Notwithstanding the dv she's enduring, you bil is the one with the problem and he's the one who should have the screws applied to his tiny balls by being told in no uncertain terms that what he's doing is known to you/your dp and that if you have any reason whatsoever to suspect that he has not seen fit to restrain himself from using violence on his dp, you won't hesitate to approach the police, social services, health visitors, his/her GP, Uncle Tom Cobley, and all including his neighbours, in order to ensure that his dc does not grow up in a toxic environment.

Tell him that if he moves his family elsewhere you will alert all the relevant authorities and that you will do the same should he attempt to prevent you visiting your sil.

In other words, give him no quarter in your efforts to make him realise that his violence has to stop, otherwise the only contact he'll be having with his dc will be subject to ss supervision.

As it very much sounds as if your mil is part of the problem she may not be the best person to raise the subject of his violence with him but, neverthless, she needs to know that her dgc is at risk of history repeating itself if for no other reason than the more people who know what he's doing, the more chance there is of him being caught in the act or shortly thereafter.

Tell him that as he enjoys beating his dp up, he should take up boxing and get the shit knocked out of him focus his anger on an actual punchbag or on men his own size rather than a woman.

HotDAMNlifeisgood Tue 05-Feb-13 16:54:12

You're right, it is not just a question of "temper", and if anyone it to that, they are harming your SIL further (by minimizing the situation, as she is undoubtedly already doing herself).

The best thing you can do is show SIL you are there for her -- as you have already done, bravo -- and also to ask her open questions. Questions that start with "who what when where why how". Rather than yes/no questions. These will enable her to articulate her own feelings, her wants and needs (she is probably woefully unaware of these), and articulate possible courses of action.

It is always better for someone to arrive at their own conclusions and own decisions in a situation where great change is required, rather than to have an external person "tell" them what is wrong with their situation, and tell them what they should do. Prompt your SIL in conversation to arrive at these statements herself.
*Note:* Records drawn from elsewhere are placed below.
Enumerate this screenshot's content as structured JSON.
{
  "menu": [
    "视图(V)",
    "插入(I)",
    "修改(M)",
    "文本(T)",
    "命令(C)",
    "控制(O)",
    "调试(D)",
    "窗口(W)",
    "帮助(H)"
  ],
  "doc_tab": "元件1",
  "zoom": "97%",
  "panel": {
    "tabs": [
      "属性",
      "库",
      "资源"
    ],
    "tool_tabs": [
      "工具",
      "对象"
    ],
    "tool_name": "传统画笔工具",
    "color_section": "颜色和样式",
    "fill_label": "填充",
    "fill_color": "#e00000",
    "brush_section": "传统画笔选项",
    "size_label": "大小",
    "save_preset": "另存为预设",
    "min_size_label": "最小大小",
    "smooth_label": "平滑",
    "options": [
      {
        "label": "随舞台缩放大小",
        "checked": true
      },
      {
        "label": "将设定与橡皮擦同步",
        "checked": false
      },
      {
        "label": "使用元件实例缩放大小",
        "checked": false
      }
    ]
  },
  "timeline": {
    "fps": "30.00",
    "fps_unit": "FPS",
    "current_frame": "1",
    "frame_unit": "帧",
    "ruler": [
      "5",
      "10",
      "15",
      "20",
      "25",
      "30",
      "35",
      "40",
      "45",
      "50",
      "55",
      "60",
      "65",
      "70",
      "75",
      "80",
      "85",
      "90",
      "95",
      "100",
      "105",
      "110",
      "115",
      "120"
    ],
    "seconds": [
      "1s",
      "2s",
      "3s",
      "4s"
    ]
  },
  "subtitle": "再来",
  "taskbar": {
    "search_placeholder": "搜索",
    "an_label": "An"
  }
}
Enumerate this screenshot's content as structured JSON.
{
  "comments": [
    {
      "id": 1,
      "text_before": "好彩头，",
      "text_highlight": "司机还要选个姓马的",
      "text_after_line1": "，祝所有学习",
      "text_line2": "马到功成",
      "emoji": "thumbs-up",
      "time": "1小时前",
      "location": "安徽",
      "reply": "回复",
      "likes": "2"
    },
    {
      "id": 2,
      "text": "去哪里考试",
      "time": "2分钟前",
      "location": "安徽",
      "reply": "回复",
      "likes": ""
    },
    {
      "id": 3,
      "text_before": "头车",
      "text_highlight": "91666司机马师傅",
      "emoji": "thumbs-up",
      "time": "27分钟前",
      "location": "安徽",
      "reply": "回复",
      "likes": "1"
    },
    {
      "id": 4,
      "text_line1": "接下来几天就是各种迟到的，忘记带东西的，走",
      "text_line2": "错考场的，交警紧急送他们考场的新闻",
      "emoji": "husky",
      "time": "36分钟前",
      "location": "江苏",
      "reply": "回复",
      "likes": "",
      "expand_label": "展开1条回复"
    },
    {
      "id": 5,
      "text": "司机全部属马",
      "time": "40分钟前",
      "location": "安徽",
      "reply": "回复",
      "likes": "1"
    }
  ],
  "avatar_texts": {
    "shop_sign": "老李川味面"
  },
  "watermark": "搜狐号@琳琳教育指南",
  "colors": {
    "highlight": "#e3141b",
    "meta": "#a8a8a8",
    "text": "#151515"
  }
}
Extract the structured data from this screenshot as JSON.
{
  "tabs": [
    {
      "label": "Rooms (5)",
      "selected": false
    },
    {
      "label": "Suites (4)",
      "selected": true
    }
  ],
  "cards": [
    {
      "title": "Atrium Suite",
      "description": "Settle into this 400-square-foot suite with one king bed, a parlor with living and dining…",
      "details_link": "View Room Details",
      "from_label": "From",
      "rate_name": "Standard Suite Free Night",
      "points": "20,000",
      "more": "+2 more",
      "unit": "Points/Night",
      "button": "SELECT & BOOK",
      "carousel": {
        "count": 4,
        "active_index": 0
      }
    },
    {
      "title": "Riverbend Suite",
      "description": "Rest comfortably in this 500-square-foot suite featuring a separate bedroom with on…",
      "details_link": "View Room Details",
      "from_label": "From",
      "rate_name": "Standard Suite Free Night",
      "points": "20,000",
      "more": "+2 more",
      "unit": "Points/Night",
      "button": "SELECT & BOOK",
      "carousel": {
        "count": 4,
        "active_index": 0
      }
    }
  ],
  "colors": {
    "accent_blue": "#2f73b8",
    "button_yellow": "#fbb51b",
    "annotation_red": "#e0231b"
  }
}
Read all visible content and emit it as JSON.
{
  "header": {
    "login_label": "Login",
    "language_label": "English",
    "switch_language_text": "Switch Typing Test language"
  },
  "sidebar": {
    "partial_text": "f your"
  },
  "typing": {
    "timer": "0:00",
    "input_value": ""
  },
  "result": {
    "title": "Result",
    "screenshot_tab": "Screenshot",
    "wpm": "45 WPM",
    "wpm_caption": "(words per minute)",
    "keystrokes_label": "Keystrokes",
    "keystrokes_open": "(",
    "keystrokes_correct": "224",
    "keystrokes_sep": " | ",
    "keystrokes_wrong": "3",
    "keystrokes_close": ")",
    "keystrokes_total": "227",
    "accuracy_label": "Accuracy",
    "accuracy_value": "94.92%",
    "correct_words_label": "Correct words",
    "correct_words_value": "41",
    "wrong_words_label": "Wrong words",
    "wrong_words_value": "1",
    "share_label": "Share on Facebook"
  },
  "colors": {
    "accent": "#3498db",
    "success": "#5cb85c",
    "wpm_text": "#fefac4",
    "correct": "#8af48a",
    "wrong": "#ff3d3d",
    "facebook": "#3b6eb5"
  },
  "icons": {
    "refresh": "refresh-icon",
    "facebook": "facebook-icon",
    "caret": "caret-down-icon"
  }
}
And be ready to offer practical assistance, such as a roof, a listening ear, and numbers to Refuge, Women's Aid, and the local police DV team.

HotDAMNlifeisgood Tue 05-Feb-13 16:54:56

* if anyone reduces it to that

PureQuintessence Tue 05-Feb-13 16:59:13

I would not be able to stand idly by.

To be honest, he should know not to be violent to his partner, and as such does not need any "warning".

BookFairy Tue 05-Feb-13 18:48:38

I agree Pure. A decent human being does not need reminding that beating and abusing their partner is wrong.

Join the discussion

Join the discussion

Registering is free, easy, and means you can join in the discussion, get discounts, win prizes and lots more.

Register now